[Opening Exercise data section]

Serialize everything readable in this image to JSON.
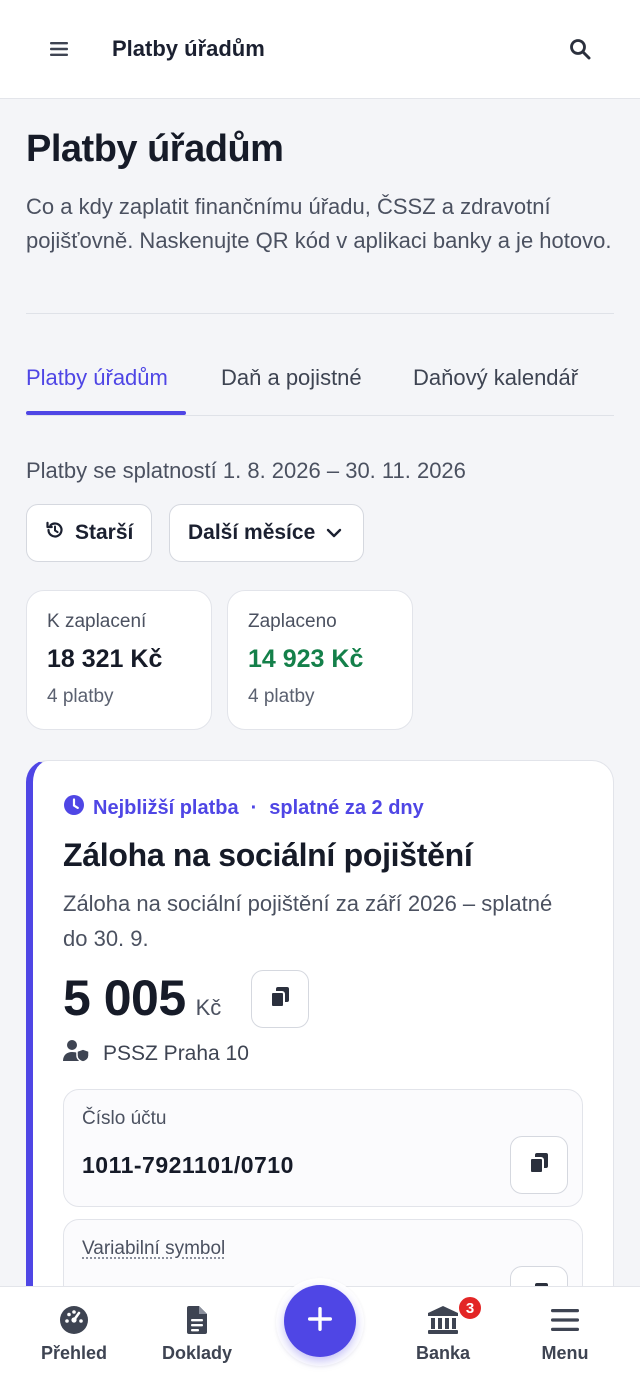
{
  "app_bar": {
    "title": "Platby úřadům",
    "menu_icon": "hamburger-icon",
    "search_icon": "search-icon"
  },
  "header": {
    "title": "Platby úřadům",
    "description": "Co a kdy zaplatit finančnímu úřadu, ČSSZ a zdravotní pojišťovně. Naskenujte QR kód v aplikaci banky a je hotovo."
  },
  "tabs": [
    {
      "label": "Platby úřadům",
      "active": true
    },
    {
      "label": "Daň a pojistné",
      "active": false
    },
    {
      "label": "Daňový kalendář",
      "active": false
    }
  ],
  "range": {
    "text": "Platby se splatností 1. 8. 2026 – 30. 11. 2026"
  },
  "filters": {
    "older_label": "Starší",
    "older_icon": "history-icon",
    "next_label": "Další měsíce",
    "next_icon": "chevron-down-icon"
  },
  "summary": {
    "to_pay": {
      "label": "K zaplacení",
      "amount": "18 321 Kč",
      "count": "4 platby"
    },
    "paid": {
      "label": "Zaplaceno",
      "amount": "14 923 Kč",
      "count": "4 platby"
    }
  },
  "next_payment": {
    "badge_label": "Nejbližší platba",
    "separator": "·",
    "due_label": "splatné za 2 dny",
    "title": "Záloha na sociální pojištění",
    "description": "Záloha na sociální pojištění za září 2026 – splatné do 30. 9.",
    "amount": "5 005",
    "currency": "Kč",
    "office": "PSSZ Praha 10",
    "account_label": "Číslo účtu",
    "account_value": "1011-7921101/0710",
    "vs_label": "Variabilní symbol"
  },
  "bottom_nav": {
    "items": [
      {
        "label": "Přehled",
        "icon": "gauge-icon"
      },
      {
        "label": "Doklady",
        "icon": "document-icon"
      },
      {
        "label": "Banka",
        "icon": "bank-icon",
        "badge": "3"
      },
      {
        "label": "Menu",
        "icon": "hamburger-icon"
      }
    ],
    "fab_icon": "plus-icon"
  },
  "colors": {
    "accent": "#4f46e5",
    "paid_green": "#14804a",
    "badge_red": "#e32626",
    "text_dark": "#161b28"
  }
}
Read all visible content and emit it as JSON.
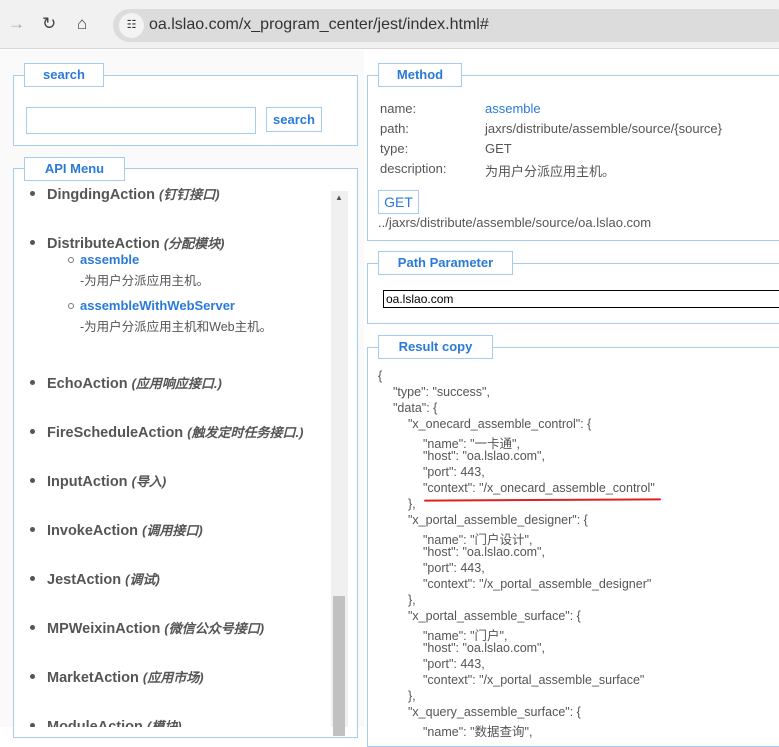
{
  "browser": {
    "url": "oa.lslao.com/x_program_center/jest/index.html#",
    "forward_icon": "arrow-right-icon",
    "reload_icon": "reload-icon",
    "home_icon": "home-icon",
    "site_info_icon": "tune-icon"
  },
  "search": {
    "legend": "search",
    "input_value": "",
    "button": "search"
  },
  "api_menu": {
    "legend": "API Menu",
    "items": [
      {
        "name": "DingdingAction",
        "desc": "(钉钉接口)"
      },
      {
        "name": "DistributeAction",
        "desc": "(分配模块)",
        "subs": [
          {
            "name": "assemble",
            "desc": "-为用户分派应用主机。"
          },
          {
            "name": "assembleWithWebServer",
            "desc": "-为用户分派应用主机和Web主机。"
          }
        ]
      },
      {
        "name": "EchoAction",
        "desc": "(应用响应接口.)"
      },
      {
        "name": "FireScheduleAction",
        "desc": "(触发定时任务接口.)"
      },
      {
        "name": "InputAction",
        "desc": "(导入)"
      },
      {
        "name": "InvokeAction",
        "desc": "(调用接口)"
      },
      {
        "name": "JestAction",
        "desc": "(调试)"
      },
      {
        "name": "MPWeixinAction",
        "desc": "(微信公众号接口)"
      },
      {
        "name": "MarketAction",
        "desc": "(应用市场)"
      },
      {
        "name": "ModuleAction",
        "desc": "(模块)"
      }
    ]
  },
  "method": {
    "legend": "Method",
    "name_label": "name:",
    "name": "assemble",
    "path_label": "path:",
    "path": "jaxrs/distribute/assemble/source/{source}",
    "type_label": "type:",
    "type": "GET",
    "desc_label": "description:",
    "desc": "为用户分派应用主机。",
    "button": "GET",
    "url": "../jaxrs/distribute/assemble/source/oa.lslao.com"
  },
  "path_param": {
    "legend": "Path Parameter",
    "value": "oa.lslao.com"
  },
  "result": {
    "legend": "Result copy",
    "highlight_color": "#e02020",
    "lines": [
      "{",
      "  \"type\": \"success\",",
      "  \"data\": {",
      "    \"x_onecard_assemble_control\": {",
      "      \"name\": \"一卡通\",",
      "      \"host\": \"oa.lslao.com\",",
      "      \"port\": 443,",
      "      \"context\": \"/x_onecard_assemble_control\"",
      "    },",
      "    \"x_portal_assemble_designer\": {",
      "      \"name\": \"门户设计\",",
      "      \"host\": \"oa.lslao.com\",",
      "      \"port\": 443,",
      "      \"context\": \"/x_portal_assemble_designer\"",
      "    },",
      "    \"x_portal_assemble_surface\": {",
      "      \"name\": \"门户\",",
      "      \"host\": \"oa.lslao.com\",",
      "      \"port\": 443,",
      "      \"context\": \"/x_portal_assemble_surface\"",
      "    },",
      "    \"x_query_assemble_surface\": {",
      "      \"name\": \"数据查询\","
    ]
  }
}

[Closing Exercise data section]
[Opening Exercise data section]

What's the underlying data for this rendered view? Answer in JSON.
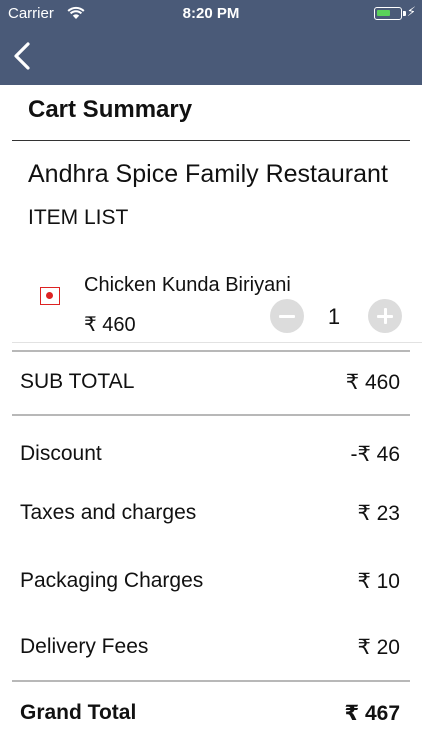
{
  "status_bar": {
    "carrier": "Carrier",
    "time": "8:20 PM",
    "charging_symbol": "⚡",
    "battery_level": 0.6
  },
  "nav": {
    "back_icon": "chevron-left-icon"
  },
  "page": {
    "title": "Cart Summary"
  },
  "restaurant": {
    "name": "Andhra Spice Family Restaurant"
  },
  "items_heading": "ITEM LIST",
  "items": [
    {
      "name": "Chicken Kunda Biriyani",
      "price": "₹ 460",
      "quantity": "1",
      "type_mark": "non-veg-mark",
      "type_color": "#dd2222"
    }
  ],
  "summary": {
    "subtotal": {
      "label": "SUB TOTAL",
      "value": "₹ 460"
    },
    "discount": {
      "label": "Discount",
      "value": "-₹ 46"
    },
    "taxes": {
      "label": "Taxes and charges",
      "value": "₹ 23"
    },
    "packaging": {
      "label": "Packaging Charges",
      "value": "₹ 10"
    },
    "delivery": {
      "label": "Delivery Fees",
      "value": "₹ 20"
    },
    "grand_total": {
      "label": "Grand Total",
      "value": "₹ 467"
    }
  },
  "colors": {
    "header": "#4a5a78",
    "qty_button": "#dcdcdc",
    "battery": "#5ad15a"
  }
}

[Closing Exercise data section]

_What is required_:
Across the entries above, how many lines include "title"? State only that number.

_Answer to the exercise_:
4